In 2015, the meat was Freddie Gray, who died in police custody. Baltimore exploded into riots, and the dysfunction was laid bare for all to see.
What is the government’s response? The federal government ignores, the state throws money at it, and the city flounders.
Since the early 1990s, $130M in public and private money was invested in just one neighborhood – Sandtown-Winchester, where Freddie Gray was arrested. The effect? Over 1,000 homes were built or renovated, schools were refurbished, health services were launched…and it’s still one of the poorest and most violent areas in Baltimore. The state spends nearly $17 million just to incarcerate its former residents and life expectancy is 10 years below the national average.
City politicians are more focused on election than on new approaches that might turn the tide. In the recent primary, City States Attorney Marilyn Mosby was re-elected, despite a poor conviction rate.

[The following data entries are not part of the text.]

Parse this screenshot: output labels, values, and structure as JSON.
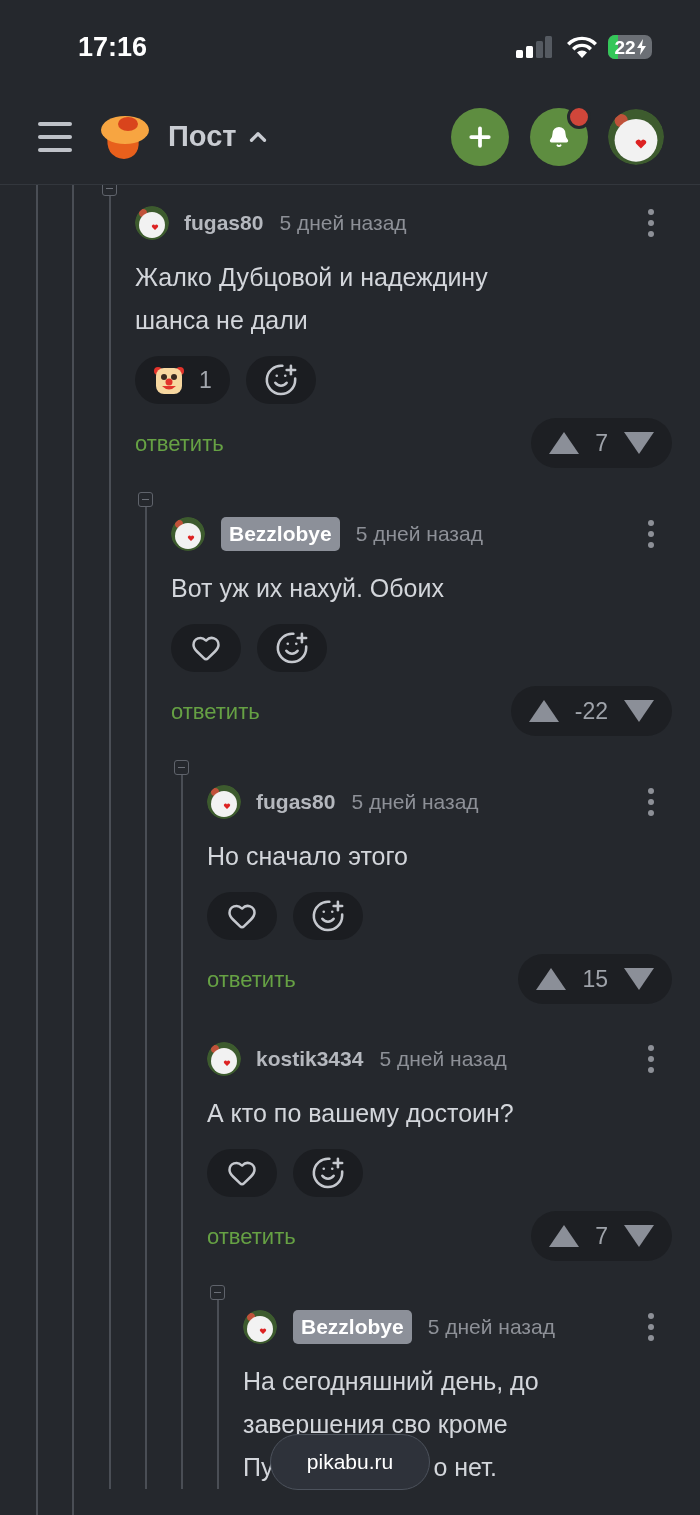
{
  "status_bar": {
    "time": "17:16",
    "battery": "22"
  },
  "header": {
    "title": "Пост",
    "notification_dot": true
  },
  "comments": [
    {
      "author": "fugas80",
      "author_badge": false,
      "time": "5 дней назад",
      "text": "Жалко Дубцовой и надеждину шанса не дали",
      "collapsible": true,
      "reactions": [
        {
          "kind": "clown",
          "count": "1"
        },
        {
          "kind": "add"
        }
      ],
      "reply_label": "ответить",
      "score": "7",
      "children": [
        {
          "author": "Bezzlobye",
          "author_badge": true,
          "time": "5 дней назад",
          "text": "Вот уж их нахуй. Обоих",
          "collapsible": true,
          "reactions": [
            {
              "kind": "like"
            },
            {
              "kind": "add"
            }
          ],
          "reply_label": "ответить",
          "score": "-22",
          "children": [
            {
              "author": "fugas80",
              "author_badge": false,
              "time": "5 дней назад",
              "text": "Но сначало этого",
              "collapsible": true,
              "reactions": [
                {
                  "kind": "like"
                },
                {
                  "kind": "add"
                }
              ],
              "reply_label": "ответить",
              "score": "15"
            },
            {
              "author": "kostik3434",
              "author_badge": false,
              "time": "5 дней назад",
              "text": "А кто по вашему достоин?",
              "collapsible": false,
              "reactions": [
                {
                  "kind": "like"
                },
                {
                  "kind": "add"
                }
              ],
              "reply_label": "ответить",
              "score": "7",
              "children": [
                {
                  "author": "Bezzlobye",
                  "author_badge": true,
                  "time": "5 дней назад",
                  "text": "На сегодняшний день, до завершения сво кроме",
                  "text_split_line": [
                    "Пу",
                    "о нет."
                  ],
                  "collapsible": true
                }
              ]
            }
          ]
        }
      ]
    }
  ],
  "browser_bar": {
    "url": "pikabu.ru"
  }
}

Why? One of the main reasons was the way she aggressively pursued criminal charges against the police officers who arrested and transported Freddie Gray the day he died. Never mind that legal experts said the charges would be impossible to successfully prosecute – it was the ballsy approach that counts.

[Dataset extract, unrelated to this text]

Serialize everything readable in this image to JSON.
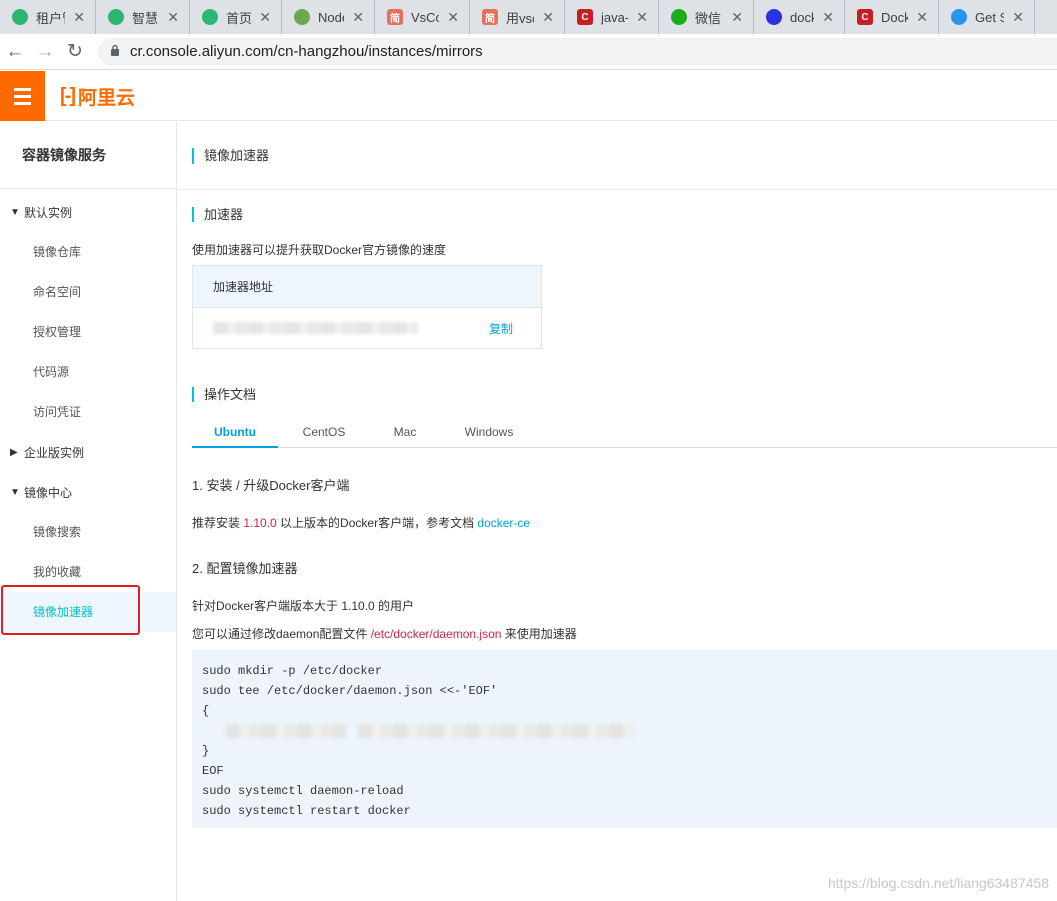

What is a Christian to do?
Engage with City People. One of the contributing factors to Baltimore’s decline is how many people have fled the city – 5,000+ in 2017, and hundreds of thousands more over many decades.
God can soften a heart, but overt ‘Road to Damascus’ events are rare. Primarily, he works through people. “The harvest is plentiful, but the workers are few.” Matthew 9:37
Pray: That God would use you to love people in someplace hard like Baltimore.
Tether Yourself to God. Volunteering at a soup kitchen once a month, or writing a check to an after-school program is good, but it’s not enough. A city rescued from poverty and violence is more comfortable, but it’s not truly saved.
“I am the vine; you are the branches. If you remain in me and I in you, you will bear much fruit; apart from me you can do nothing.” John 15:5
Pray: That you would love God with all your heart, and that you would be fully aligned with his will.
I wonder if everyone in Baltimore regularly prayed these two things, how much different the city would be.
For a related piece, read Why we live in Baltimore despite its problems.